Jaws It Ain’t
War of the Worlds
Dir: Steven Spielberg
“Yet across the gulf of space … intellects vast and cool and unsympathetic, regarded this earth with envious eyes, and slowly and surely drew their plans against us.”
Morgan Freeman speaks these words, written by H.G. Wells over a century ago, in the prologue of Steven Spielberg’s 2005 summer blockbuster. These words set the tone for the shape of things to come. There are no sombre-faced presidents to explain to us what is happening. Instead, we are told the story from ‘the grunts’ point of view: everyman Tom Cruise, divorced from his wife and emotionally detached from his two kids, played by Dakota Fanning and Justin Chatwin. So it’s no surprise that his kids are less than pleased to be spending a weekend with him.
After some brief and painful attempts at family bonding, a terrified Cruise watches as the aliens begin their invasion. It’s one of the best scenes of the film: ships burst from the ground and start wreaking havoc, evaporating people, and generally heralding the end of the world.
Cruise collects his kids and is able to drive out of the city, passing thousands of stranded onlookers. What follows are a series of increasingly terrifying events as the family run and hide all over New England hill-and-dale, having close encounters with the bloodthirsty kind along the way.
The film then dwells a bit too long in the basement of an old farmhouse, with Tim Robbins looking and talking like a parody of a crazed yokel, but the tension created within this small space is palpable. Here we get to see a couple of the invading creatures, which I think was a bit of a mistake, as they would have remained far more mysterious and fearsome had we been left to imagine them.

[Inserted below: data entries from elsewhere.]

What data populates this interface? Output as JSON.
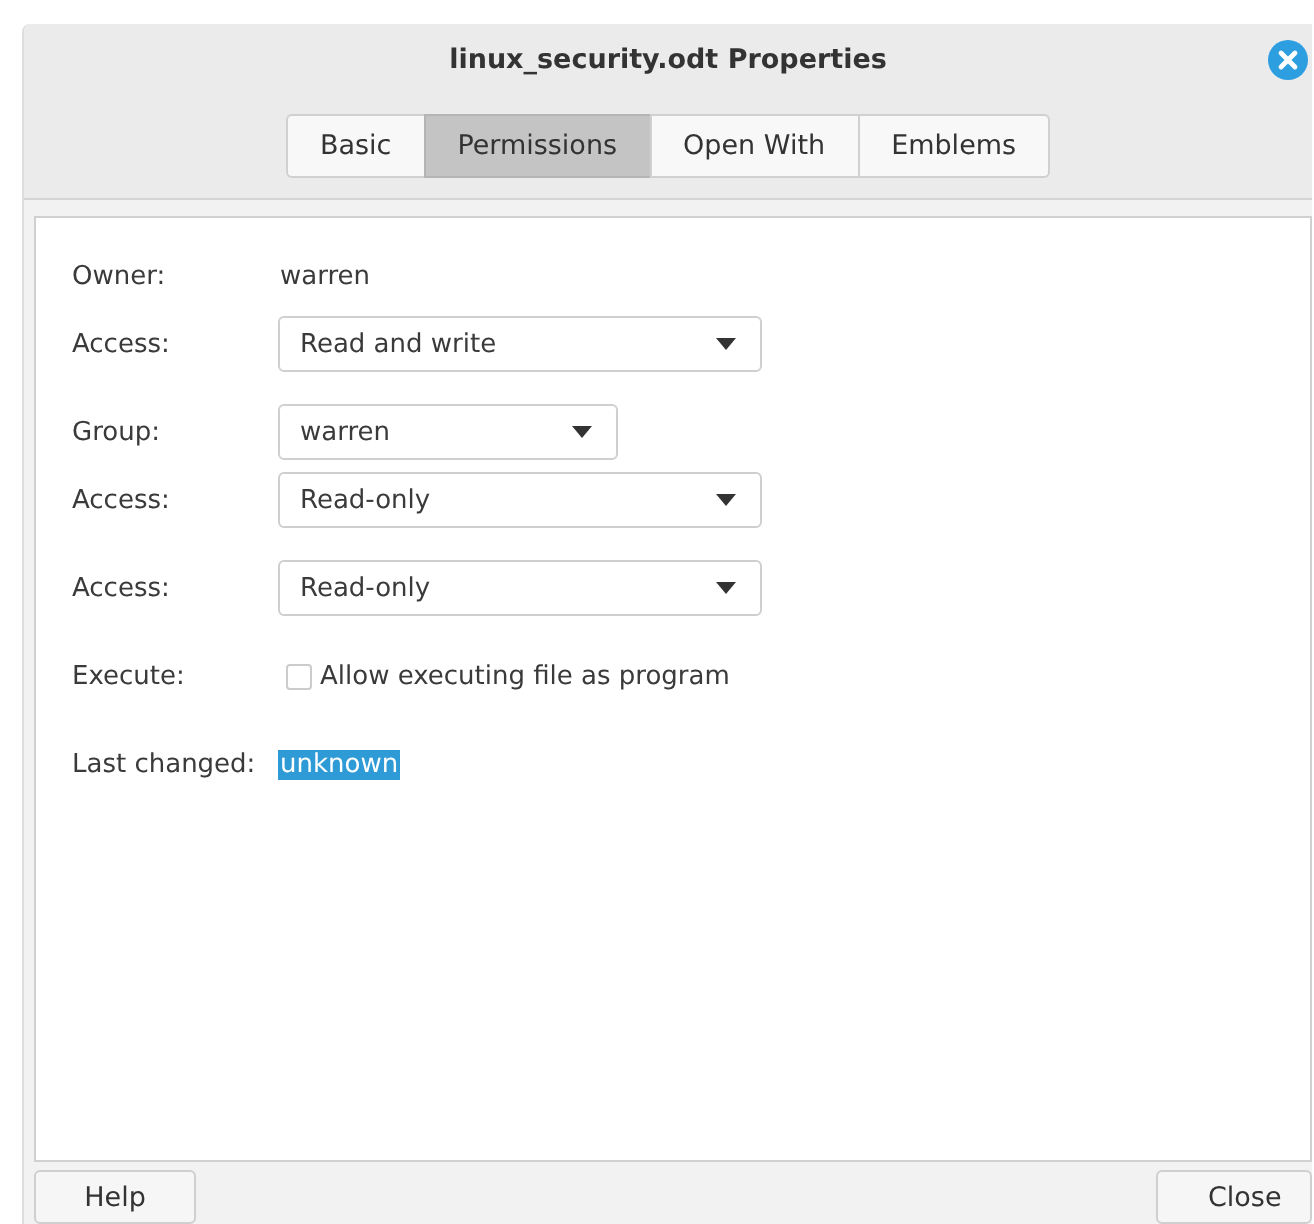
{
  "window": {
    "title": "linux_security.odt Properties"
  },
  "tabs": [
    {
      "label": "Basic",
      "selected": false
    },
    {
      "label": "Permissions",
      "selected": true
    },
    {
      "label": "Open With",
      "selected": false
    },
    {
      "label": "Emblems",
      "selected": false
    }
  ],
  "sections": [
    {
      "rows": [
        {
          "kind": "text",
          "label": "Owner:",
          "value": "warren"
        },
        {
          "kind": "dropdown",
          "label": "Access:",
          "value": "Read and write",
          "wide": true
        }
      ]
    },
    {
      "rows": [
        {
          "kind": "dropdown",
          "label": "Group:",
          "value": "warren",
          "wide": false
        },
        {
          "kind": "dropdown",
          "label": "Access:",
          "value": "Read-only",
          "wide": true
        }
      ]
    },
    {
      "rows": [
        {
          "kind": "dropdown",
          "label": "Access:",
          "value": "Read-only",
          "wide": true
        }
      ]
    },
    {
      "rows": [
        {
          "kind": "checkbox",
          "label": "Execute:",
          "value": "Allow executing file as program",
          "checked": false
        }
      ]
    },
    {
      "rows": [
        {
          "kind": "text",
          "label": "Last changed:",
          "value": "unknown",
          "highlighted": true
        }
      ]
    }
  ],
  "buttons": [
    "Help",
    "Close"
  ]
}
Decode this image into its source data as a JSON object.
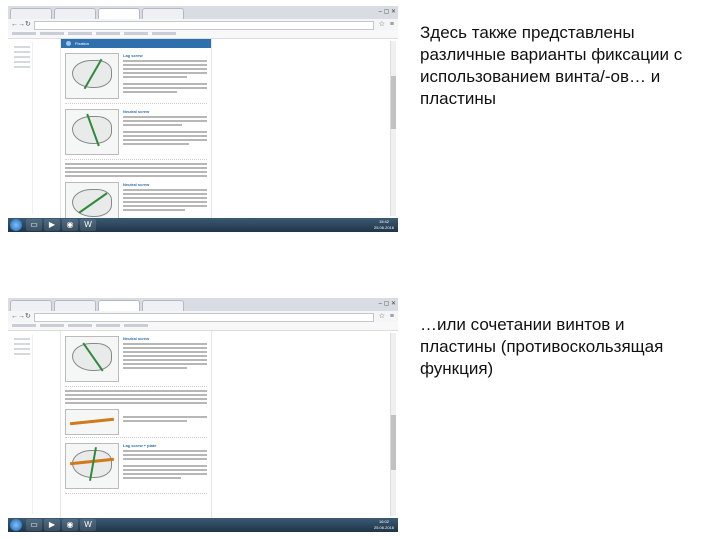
{
  "slide": {
    "caption_top": "Здесь также представлены различные варианты фиксации с использованием винта/-ов… и пластины",
    "caption_bottom": "…или сочетании винтов и пластины (противоскользящая функция)"
  },
  "screenshots": [
    {
      "header": "Fixation",
      "sections": [
        "Lag screw",
        "Neutral screw",
        "Neutral screw"
      ],
      "clock": {
        "time": "15:42",
        "date": "25.06.2016"
      }
    },
    {
      "header": "",
      "sections": [
        "Neutral screw",
        "",
        "Lag screw + plate"
      ],
      "clock": {
        "time": "16:02",
        "date": "25.06.2016"
      }
    }
  ],
  "icons": {
    "back": "back-arrow-icon",
    "forward": "forward-arrow-icon",
    "reload": "reload-icon",
    "star": "star-icon",
    "menu": "menu-icon",
    "start": "windows-start-icon",
    "browser": "chrome-icon",
    "explorer": "folder-icon",
    "media": "media-player-icon",
    "word": "word-icon"
  },
  "colors": {
    "accent": "#2e6fae",
    "taskbar": "#1f3447",
    "screw": "#2f8a3c",
    "plate": "#d07a1a"
  }
}
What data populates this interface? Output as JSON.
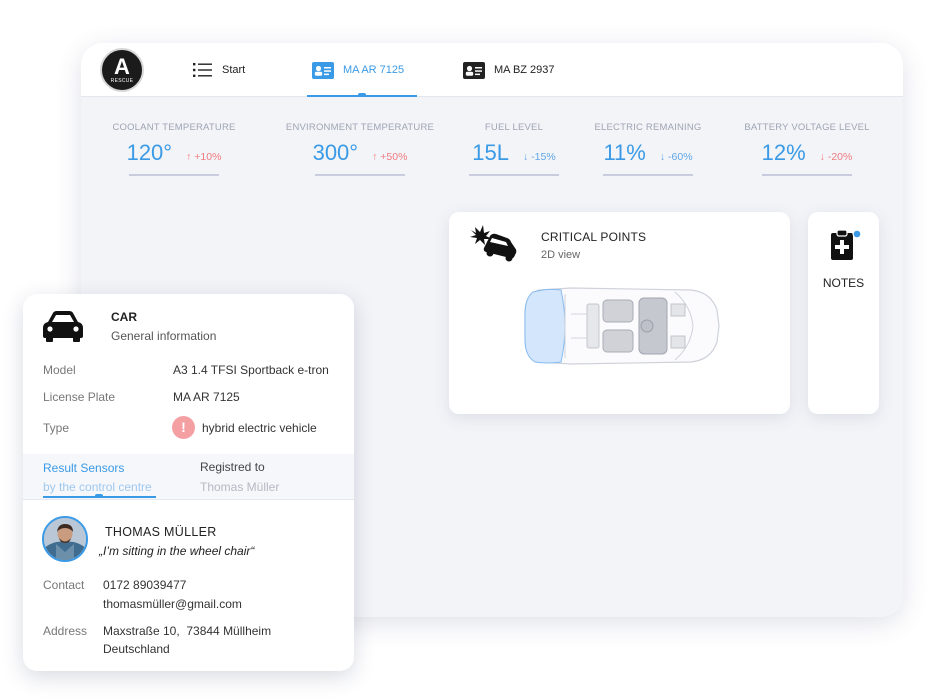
{
  "app": {
    "logo_letter": "A",
    "logo_text": "RESCUE"
  },
  "tabs": [
    {
      "label": "Start",
      "icon": "list-icon"
    },
    {
      "label": "MA AR 7125",
      "icon": "id-card-icon",
      "active": true
    },
    {
      "label": "MA BZ 2937",
      "icon": "id-card-icon"
    }
  ],
  "metrics": [
    {
      "label": "COOLANT TEMPERATURE",
      "value": "120°",
      "change": "+10%",
      "direction": "up"
    },
    {
      "label": "ENVIRONMENT TEMPERATURE",
      "value": "300°",
      "change": "+50%",
      "direction": "up"
    },
    {
      "label": "FUEL LEVEL",
      "value": "15L",
      "change": "-15%",
      "direction": "down"
    },
    {
      "label": "ELECTRIC REMAINING",
      "value": "11%",
      "change": "-60%",
      "direction": "down"
    },
    {
      "label": "BATTERY VOLTAGE LEVEL",
      "value": "12%",
      "change": "-20%",
      "direction": "down-alert"
    }
  ],
  "critical": {
    "title": "CRITICAL POINTS",
    "subtitle": "2D view",
    "icon": "car-crash-icon"
  },
  "notes": {
    "label": "NOTES",
    "icon": "medical-clipboard-icon"
  },
  "car_card": {
    "title": "CAR",
    "subtitle": "General information",
    "icon": "car-icon",
    "fields": [
      {
        "key": "Model",
        "value": "A3 1.4 TFSI Sportback e-tron"
      },
      {
        "key": "License Plate",
        "value": "MA AR 7125"
      },
      {
        "key": "Type",
        "value": "hybrid electric vehicle"
      }
    ],
    "type_alert_icon": "!",
    "subtabs": [
      {
        "title": "Result Sensors",
        "sub": "by the control centre",
        "active": true
      },
      {
        "title": "Registred to",
        "sub": "Thomas Müller"
      }
    ],
    "person": {
      "name": "THOMAS MÜLLER",
      "quote": "„I’m sitting in the wheel chair“",
      "contact_label": "Contact",
      "phone": "0172 89039477",
      "email": "thomasmüller@gmail.com",
      "address_label": "Address",
      "address_line1": "Maxstraße 10,  73844 Müllheim",
      "address_line2": "Deutschland"
    }
  },
  "colors": {
    "accent": "#3a9ae6",
    "alert": "#f07a80",
    "background": "#f3f4f8"
  }
}
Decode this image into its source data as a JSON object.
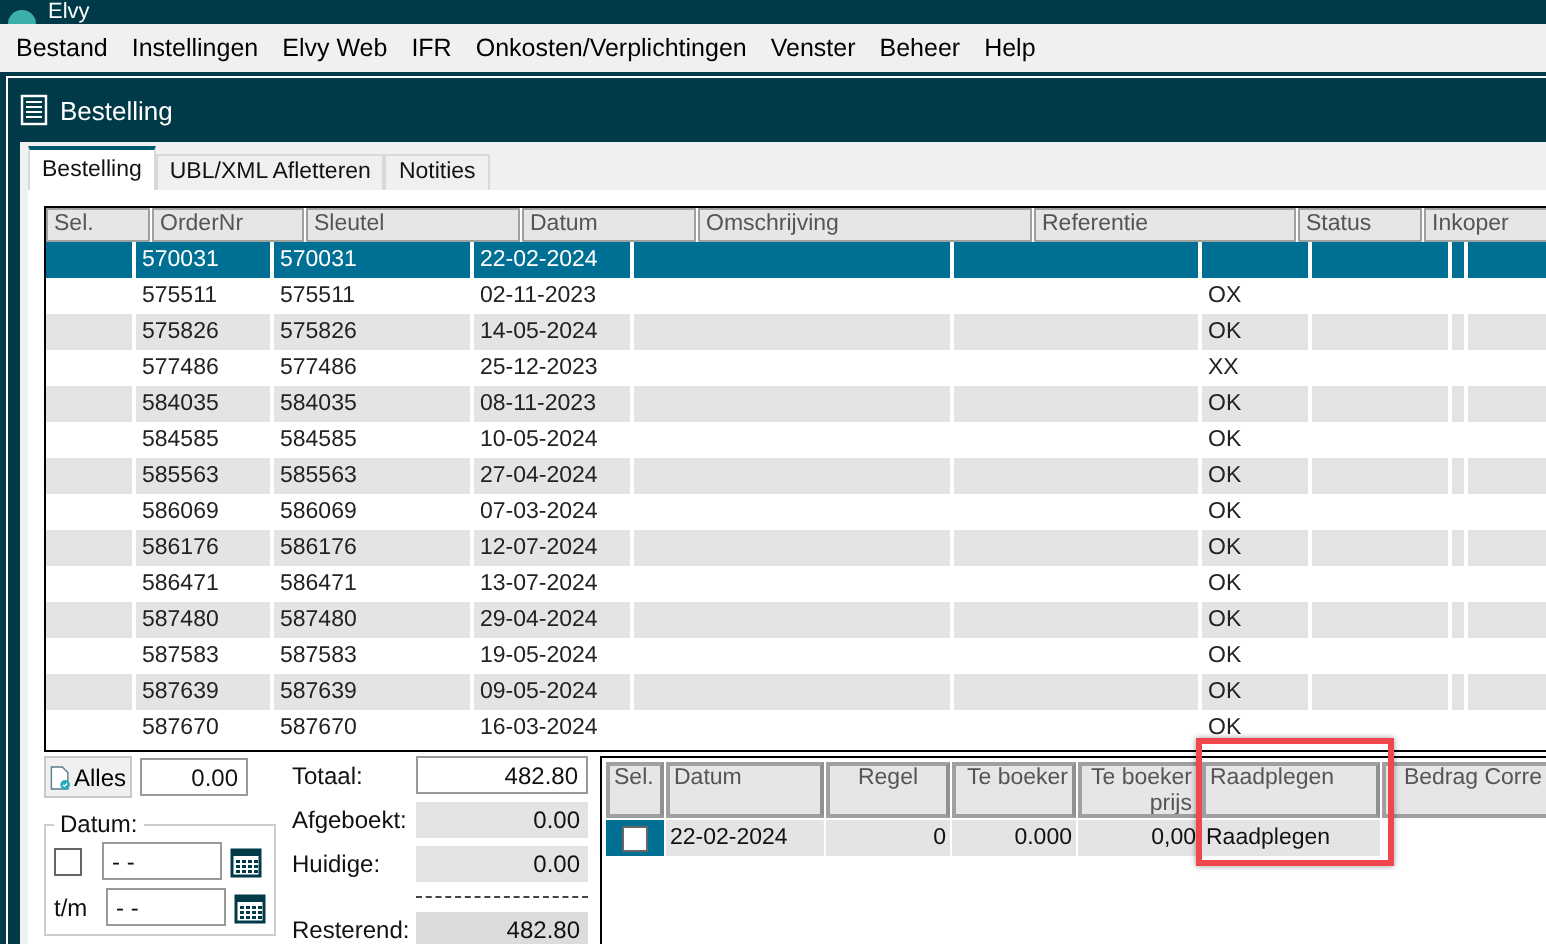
{
  "app": {
    "title": "Elvy"
  },
  "menu": [
    "Bestand",
    "Instellingen",
    "Elvy Web",
    "IFR",
    "Onkosten/Verplichtingen",
    "Venster",
    "Beheer",
    "Help"
  ],
  "window": {
    "title": "Bestelling"
  },
  "tabs": [
    {
      "label": "Bestelling",
      "selected": true
    },
    {
      "label": "UBL/XML Afletteren",
      "selected": false
    },
    {
      "label": "Notities",
      "selected": false
    }
  ],
  "orders": {
    "columns": [
      "Sel.",
      "OrderNr",
      "Sleutel",
      "Datum",
      "Omschrijving",
      "Referentie",
      "Status",
      "Inkoper"
    ],
    "rows": [
      {
        "order": "570031",
        "key": "570031",
        "date": "22-02-2024",
        "status": "",
        "selected": true
      },
      {
        "order": "575511",
        "key": "575511",
        "date": "02-11-2023",
        "status": "OX",
        "selected": false
      },
      {
        "order": "575826",
        "key": "575826",
        "date": "14-05-2024",
        "status": "OK",
        "selected": false
      },
      {
        "order": "577486",
        "key": "577486",
        "date": "25-12-2023",
        "status": "XX",
        "selected": false
      },
      {
        "order": "584035",
        "key": "584035",
        "date": "08-11-2023",
        "status": "OK",
        "selected": false
      },
      {
        "order": "584585",
        "key": "584585",
        "date": "10-05-2024",
        "status": "OK",
        "selected": false
      },
      {
        "order": "585563",
        "key": "585563",
        "date": "27-04-2024",
        "status": "OK",
        "selected": false
      },
      {
        "order": "586069",
        "key": "586069",
        "date": "07-03-2024",
        "status": "OK",
        "selected": false
      },
      {
        "order": "586176",
        "key": "586176",
        "date": "12-07-2024",
        "status": "OK",
        "selected": false
      },
      {
        "order": "586471",
        "key": "586471",
        "date": "13-07-2024",
        "status": "OK",
        "selected": false
      },
      {
        "order": "587480",
        "key": "587480",
        "date": "29-04-2024",
        "status": "OK",
        "selected": false
      },
      {
        "order": "587583",
        "key": "587583",
        "date": "19-05-2024",
        "status": "OK",
        "selected": false
      },
      {
        "order": "587639",
        "key": "587639",
        "date": "09-05-2024",
        "status": "OK",
        "selected": false
      },
      {
        "order": "587670",
        "key": "587670",
        "date": "16-03-2024",
        "status": "OK",
        "selected": false
      }
    ]
  },
  "filter": {
    "all_button": "Alles",
    "all_value": "0.00",
    "date_group": "Datum:",
    "date_checked": false,
    "from_value": "- -",
    "to_label": "t/m",
    "to_value": "- -"
  },
  "totals": [
    {
      "label": "Totaal:",
      "value": "482.80",
      "kind": "field"
    },
    {
      "label": "Afgeboekt:",
      "value": "0.00",
      "kind": "readonly"
    },
    {
      "label": "Huidige:",
      "value": "0.00",
      "kind": "readonly"
    },
    {
      "label": "Resterend:",
      "value": "482.80",
      "kind": "result"
    }
  ],
  "lines": {
    "columns": [
      {
        "label": "Sel.",
        "highlighted": false
      },
      {
        "label": "Datum",
        "highlighted": false
      },
      {
        "label": "Regel",
        "highlighted": false
      },
      {
        "label": "Te boeker",
        "highlighted": false
      },
      {
        "label": "Te boeker prijs",
        "highlighted": false
      },
      {
        "label": "Raadplegen",
        "highlighted": true
      },
      {
        "label": "Bedrag Corre",
        "highlighted": false
      }
    ],
    "rows": [
      {
        "checked": false,
        "date": "22-02-2024",
        "line": "0",
        "amount": "0.000",
        "price": "0,00",
        "action": "Raadplegen"
      }
    ]
  }
}
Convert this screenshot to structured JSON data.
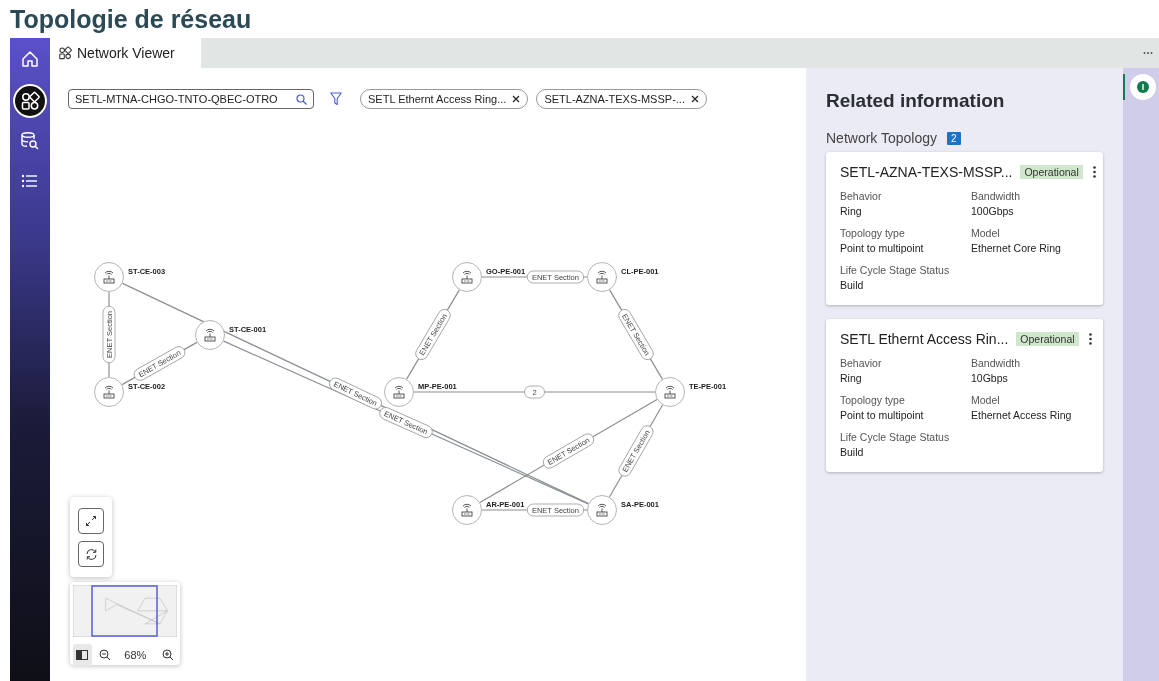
{
  "page_title": "Topologie de réseau",
  "nav": [
    {
      "kind": "home",
      "selected": false
    },
    {
      "kind": "network",
      "selected": true
    },
    {
      "kind": "db-search",
      "selected": false
    },
    {
      "kind": "list",
      "selected": false
    }
  ],
  "tabs": [
    {
      "label": "Network Viewer",
      "selected": true
    }
  ],
  "search": {
    "value": "SETL-MTNA-CHGO-TNTO-QBEC-OTRO"
  },
  "filter_chips": [
    {
      "label": "SETL Ethernt Access Ring..."
    },
    {
      "label": "SETL-AZNA-TEXS-MSSP-..."
    }
  ],
  "graph": {
    "nodes": [
      {
        "name": "ST-CE-003"
      },
      {
        "name": "ST-CE-002"
      },
      {
        "name": "ST-CE-001"
      },
      {
        "name": "GO-PE-001"
      },
      {
        "name": "CL-PE-001"
      },
      {
        "name": "MP-PE-001"
      },
      {
        "name": "TE-PE-001"
      },
      {
        "name": "AR-PE-001"
      },
      {
        "name": "SA-PE-001"
      }
    ],
    "edges": [
      {
        "label": "ENET Section"
      },
      {
        "label": "ENET Section"
      },
      {
        "label": "ENET Section"
      },
      {
        "label": "ENET Section"
      },
      {
        "label": "ENET Section"
      },
      {
        "label": "ENET Section"
      },
      {
        "label": "ENET Section"
      },
      {
        "label": "2"
      },
      {
        "label": "ENET Section"
      },
      {
        "label": "ENET Section"
      },
      {
        "label": "ENET Section"
      }
    ]
  },
  "minimap": {
    "zoom": "68%",
    "overview_selected": true
  },
  "panel": {
    "title": "Related information",
    "section": "Network Topology",
    "count": "2",
    "cards": [
      {
        "title": "SETL-AZNA-TEXS-MSSP...",
        "status": "Operational",
        "fields": [
          {
            "label": "Behavior",
            "value": "Ring"
          },
          {
            "label": "Bandwidth",
            "value": "100Gbps"
          },
          {
            "label": "Topology type",
            "value": "Point to multipoint"
          },
          {
            "label": "Model",
            "value": "Ethernet Core Ring"
          },
          {
            "label": "Life Cycle Stage Status",
            "value": "Build"
          }
        ]
      },
      {
        "title": "SETL Ethernt Access Rin...",
        "status": "Operational",
        "fields": [
          {
            "label": "Behavior",
            "value": "Ring"
          },
          {
            "label": "Bandwidth",
            "value": "10Gbps"
          },
          {
            "label": "Topology type",
            "value": "Point to multipoint"
          },
          {
            "label": "Model",
            "value": "Ethernet Access Ring"
          },
          {
            "label": "Life Cycle Stage Status",
            "value": "Build"
          }
        ]
      }
    ]
  }
}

Spielberg’s wonderful, long-time cinematographer, Januz Kaminski, who has photographed every Spielberg film since Schindler’s List, creates an atmosphere of doom and gloom. This is one of the few films of recent years where the computer-generated objects blend seamlessly with the surroundings, giving them a frighteningly realistic look.
Family is central to the film. While on the surface, it may be about aliens ripping apart the Earth, at its core is Cruise, convincing as the no-nonsense papa-bear, learning how to be a better father and atoning for all his past neglect. Families reuniting, or new family units emerging under difficult circumstances, is a central theme to many Spielberg films, from E.T. to Hook to Jurassic Park – the list could go on.
Unfortunately (and I feel obliged to warn those of you who haven’t seen the movie to STOP READING), the film’s final few minutes are awful. I can forgive the fact that all the aliens die because they contract Earth viruses (it’s also part of the book). I cannot forgive the fact that every single member of Cruise’s family survives – his ex-wife, her husband and even the kid’s grandparents – proving all you have to do to survive an alien invasion is stay inside your house. I don’t mind a slightly implausible happy ending, but a ridiculously implausible ending to what is otherwise a very good piece of blockbuster fun is insulting.
Watch it for the thrills and amazing craftsmanship, but though it may be a technical triumph, in the end it seems as if Spielberg and his screenwriter David Koepp, have misjudged their audiences’ 'vast and cool and unsympathetic' intellects. llewopemearg